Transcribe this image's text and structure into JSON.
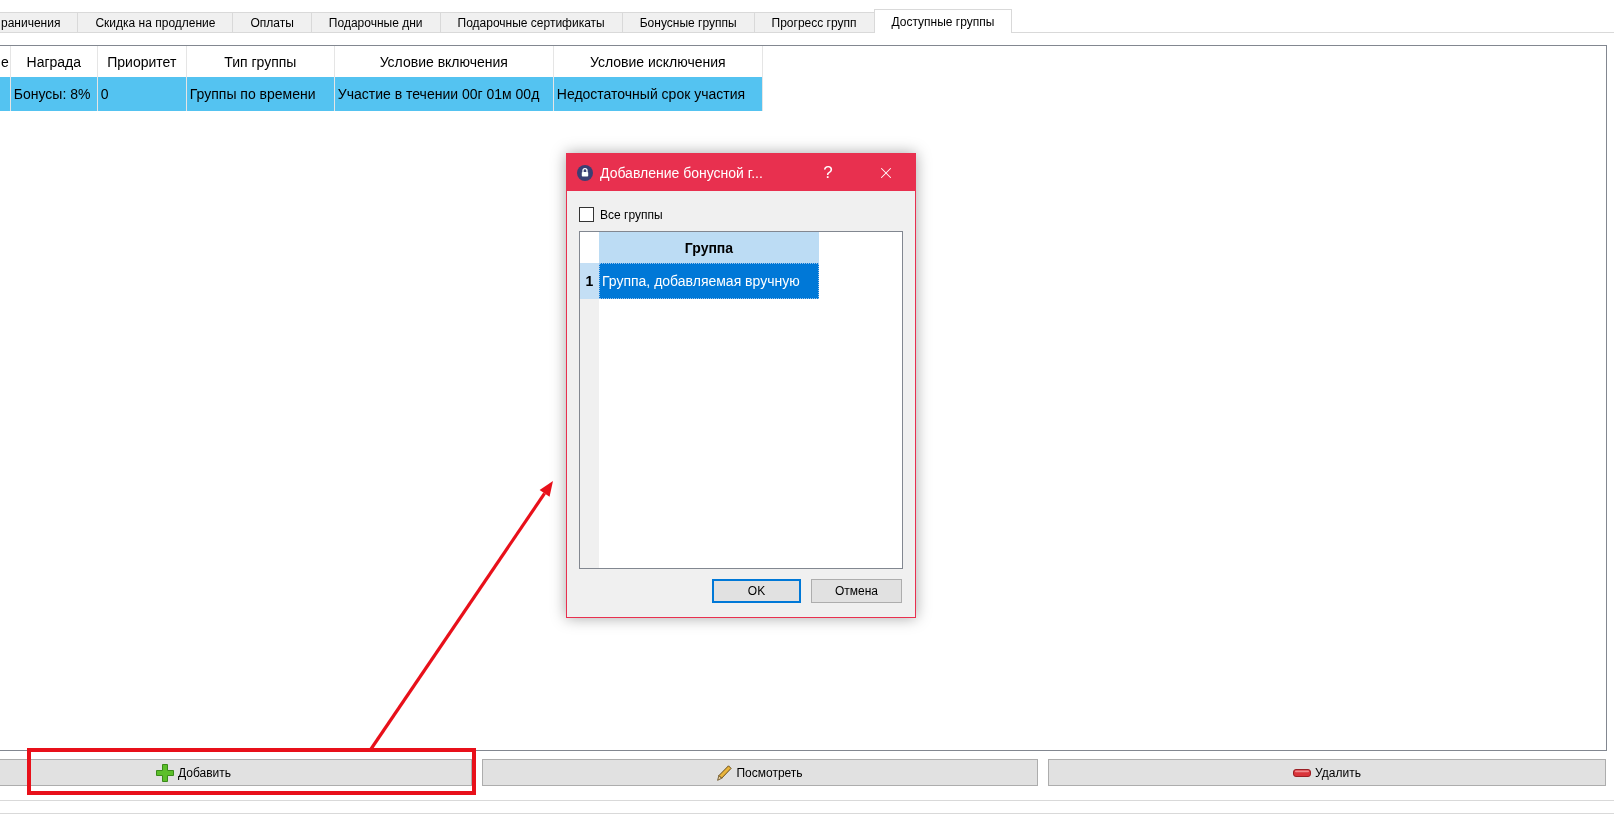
{
  "tabs": [
    {
      "label": "раничения",
      "selected": false
    },
    {
      "label": "Скидка на продление",
      "selected": false
    },
    {
      "label": "Оплаты",
      "selected": false
    },
    {
      "label": "Подарочные дни",
      "selected": false
    },
    {
      "label": "Подарочные сертификаты",
      "selected": false
    },
    {
      "label": "Бонусные группы",
      "selected": false
    },
    {
      "label": "Прогресс групп",
      "selected": false
    },
    {
      "label": "Доступные группы",
      "selected": true
    }
  ],
  "table": {
    "columns": [
      "е",
      "Награда",
      "Приоритет",
      "Тип группы",
      "Условие включения",
      "Условие исключения"
    ],
    "rows": [
      {
        "selected": true,
        "cells": [
          "",
          "Бонусы: 8%",
          "0",
          "Группы по времени",
          "Участие в течении 00г 01м 00д",
          "Недостаточный срок участия"
        ]
      }
    ]
  },
  "buttons": [
    {
      "kind": "add",
      "label": "Добавить",
      "highlighted": true
    },
    {
      "kind": "view",
      "label": "Посмотреть",
      "highlighted": false
    },
    {
      "kind": "delete",
      "label": "Удалить",
      "highlighted": false
    }
  ],
  "dialog": {
    "title": "Добавление бонусной г...",
    "help": "?",
    "all_groups": {
      "label": "Все группы",
      "checked": false
    },
    "table": {
      "columns": [
        "Группа"
      ],
      "rows": [
        {
          "number": "1",
          "selected": true,
          "cells": [
            "Группа, добавляемая вручную"
          ]
        }
      ]
    },
    "buttons": [
      {
        "label": "OK",
        "default": true
      },
      {
        "label": "Отмена",
        "default": false
      }
    ]
  }
}
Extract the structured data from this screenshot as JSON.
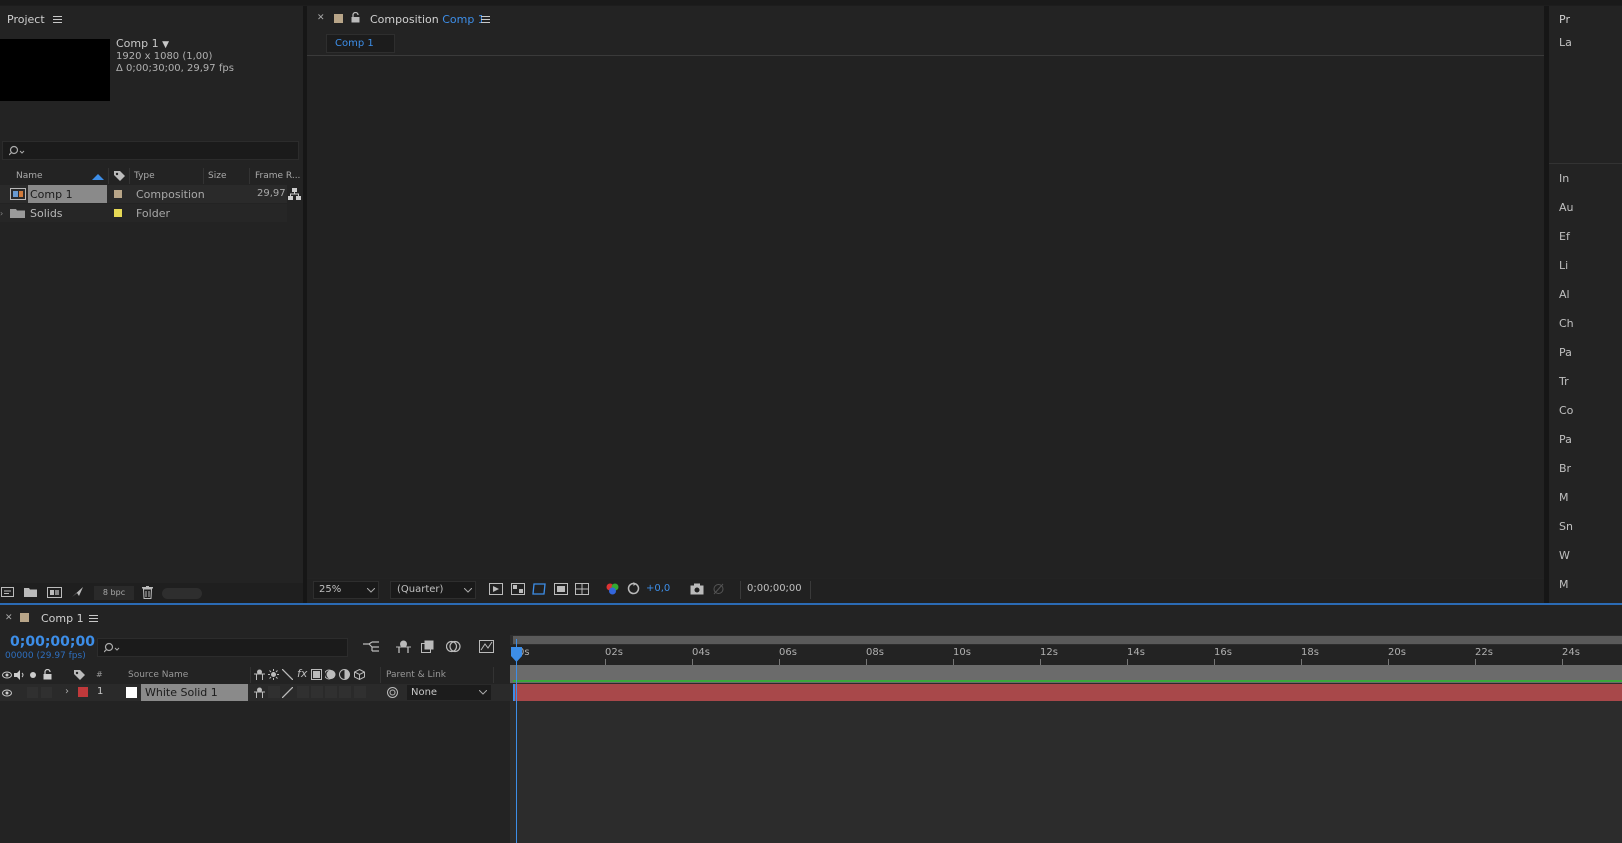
{
  "project": {
    "title": "Project",
    "comp_name": "Comp 1",
    "comp_dims": "1920 x 1080 (1,00)",
    "comp_duration": "Δ 0;00;30;00, 29,97 fps",
    "columns": {
      "name": "Name",
      "type": "Type",
      "size": "Size",
      "frame_rate": "Frame R..."
    },
    "items": [
      {
        "name": "Comp 1",
        "type": "Composition",
        "frame_rate": "29,97",
        "label_color": "#b8a588"
      },
      {
        "name": "Solids",
        "type": "Folder",
        "frame_rate": "",
        "label_color": "#e6d955"
      }
    ],
    "bpc": "8 bpc"
  },
  "composition": {
    "panel_prefix": "Composition",
    "panel_comp": "Comp 1",
    "tab": "Comp 1",
    "zoom": "25%",
    "resolution": "(Quarter)",
    "exposure": "+0,0",
    "timecode": "0;00;00;00"
  },
  "right_panel": {
    "items": [
      "Pr",
      "La",
      "In",
      "Au",
      "Ef",
      "Li",
      "Al",
      "Ch",
      "Pa",
      "Tr",
      "Co",
      "Pa",
      "Br",
      "M",
      "Sn",
      "W",
      "M"
    ]
  },
  "timeline": {
    "tab": "Comp 1",
    "timecode": "0;00;00;00",
    "frame_info": "00000 (29.97 fps)",
    "columns": {
      "number": "#",
      "source_name": "Source Name",
      "parent": "Parent & Link"
    },
    "layers": [
      {
        "number": "1",
        "name": "White Solid 1",
        "parent": "None",
        "label_color": "#c0393b"
      }
    ],
    "ruler": [
      "0s",
      "02s",
      "04s",
      "06s",
      "08s",
      "10s",
      "12s",
      "14s",
      "16s",
      "18s",
      "20s",
      "22s",
      "24s"
    ]
  },
  "colors": {
    "accent": "#3d8ee8",
    "layer_bar": "#a8484a",
    "work_area": "#3aa83a"
  }
}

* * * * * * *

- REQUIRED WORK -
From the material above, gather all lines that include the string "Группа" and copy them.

- RESPONSE AREA -
        "Группа"
            "Группа, добавляемая вручную"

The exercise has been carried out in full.